If the collector persists in contacting you, discloses details about the other person's debt, or if the collector's actions have been abusive or threatening, you should complain to the appropriate government agency and seek legal advice. The important thing to remember is that you have the same rights as the debtor, including the right to bring an action for any of the violations described here. For further discussion, see Part 7.
A debt collector keeps leaving prerecorded messages on my cell phone looking for someone I’ve never heard of. What can I do?
This is a common occurrence and can be quite annoying. In January 2008, the Federal Communications Commission (FCC), prompted by debt collectors, ruled that autodialed, prerecorded collection calls can be left on cell phones.

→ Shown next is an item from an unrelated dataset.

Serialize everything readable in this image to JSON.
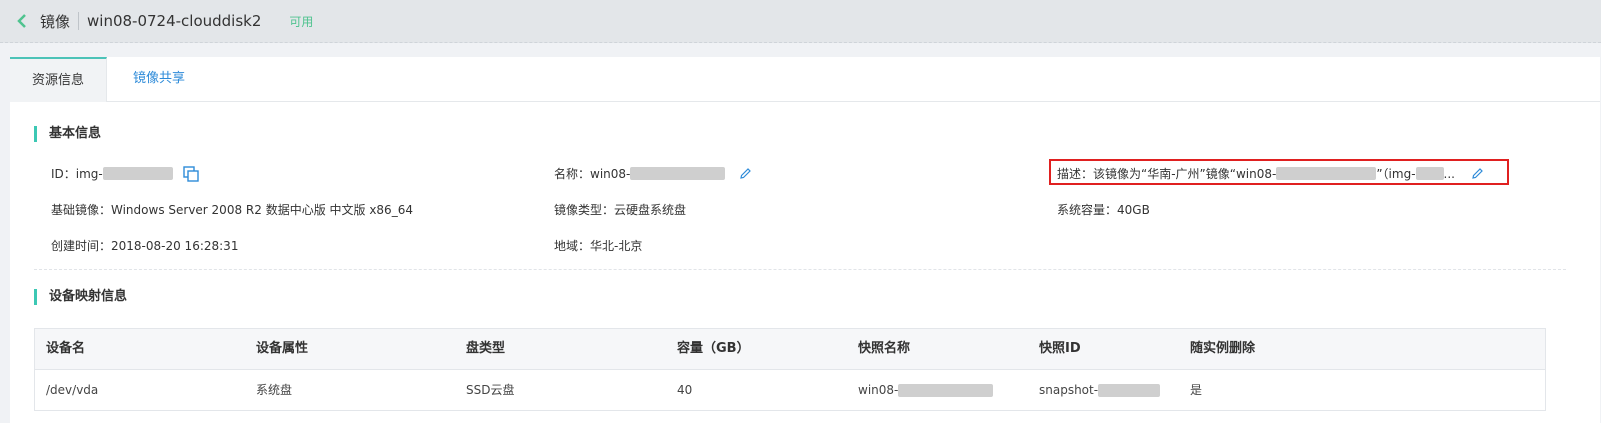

To fall within the FCC’s ruling, the cell phone number must have been provided on a credit application. http://fjallfoss.fcc.gov/edocs_public/attachmatch/FCC-07-232A1.txt

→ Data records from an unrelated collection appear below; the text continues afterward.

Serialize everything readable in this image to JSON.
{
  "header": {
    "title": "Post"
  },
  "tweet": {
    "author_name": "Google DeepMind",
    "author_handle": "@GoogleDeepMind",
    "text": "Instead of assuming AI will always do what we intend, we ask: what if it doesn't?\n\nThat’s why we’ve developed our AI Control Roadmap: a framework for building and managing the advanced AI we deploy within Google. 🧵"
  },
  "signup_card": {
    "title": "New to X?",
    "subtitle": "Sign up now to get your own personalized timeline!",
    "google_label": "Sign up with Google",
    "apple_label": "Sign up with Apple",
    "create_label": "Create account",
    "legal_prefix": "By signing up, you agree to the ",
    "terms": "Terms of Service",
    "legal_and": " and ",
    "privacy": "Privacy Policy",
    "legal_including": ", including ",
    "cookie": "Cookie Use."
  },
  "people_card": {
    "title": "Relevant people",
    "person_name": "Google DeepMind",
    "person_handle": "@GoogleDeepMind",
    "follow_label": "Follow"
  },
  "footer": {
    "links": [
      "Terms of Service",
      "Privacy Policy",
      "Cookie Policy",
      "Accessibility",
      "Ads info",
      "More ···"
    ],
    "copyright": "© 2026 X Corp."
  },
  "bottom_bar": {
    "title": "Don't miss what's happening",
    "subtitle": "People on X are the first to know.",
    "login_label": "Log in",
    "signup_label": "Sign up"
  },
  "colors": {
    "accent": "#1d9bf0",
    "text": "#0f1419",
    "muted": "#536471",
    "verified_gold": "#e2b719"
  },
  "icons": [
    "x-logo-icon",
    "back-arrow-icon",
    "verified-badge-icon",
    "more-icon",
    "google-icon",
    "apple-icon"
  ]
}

However, despite the limitations of the FCC’s ruling, the reality is that cell phone numbers change frequently. Frustrations are heightened by the inability often to speak to a "live" person to explain the mistake. Recorded messages often include only a toll free number without the name of a personal contact. The PRC raised these and other concerns when the FCC was considering whether or not to allow debt collectors to leave prerecorded messages on cell phones. To read the PRC’s comments to the FCC on this issue, go to www.privacyrights.org/ar/FCC-DebtCell.htm
If you find yourself on the receiving end of prerecorded collection calls to your cell phone, first attempt to stop the calls by contacting the collection agency. Written contact is always preferable to a phone call. A sample letter to stop contacts about someone else’s debt can be found as an attachment to PRC Fact Sheet 27. www.privacyrights.org/Letters/debt6.htm
If this does not work, as is often the case, complain to the FCC.
You may file a complaint with the FCC by:
E-mail : firstname.lastname@example.org
Online : www.fcc.gov/cgb/complaints.html
Telephone : Voice (888) CALL-FCC (888) CALL-FCC , or ( 888-225-5322 888-225-5322
TTY (888) TELL-FCC (888) TELL-FCC , of ( 888-835-5322 888-835-5322
Federal Communications Commission
Consumer & Governmental Affairs Bureau
Consumer Inquiries and Complaint Division
445 12th Street, SW
Washington, DC 20554
The FCC asks that you include the following in your complaint:
Your name, address, and daytime telephone number
The telephone number or e-mail address at which you received an unsolicited commercial message or call, or an autodialed call
As much specific information about the message as possible, including:
the date and time you received the message
the identity of the company that sent the message to you
the products or services that were promoted in the message
the sender's e-mail address and any other e-mail addresses, street addresses or telephone numbers that may be referenced in the message
a description of any contact you may have had with the entity that sent the message, including whether you have done business with that entity before receiving the message/call and any steps you may have taken to reject future messages.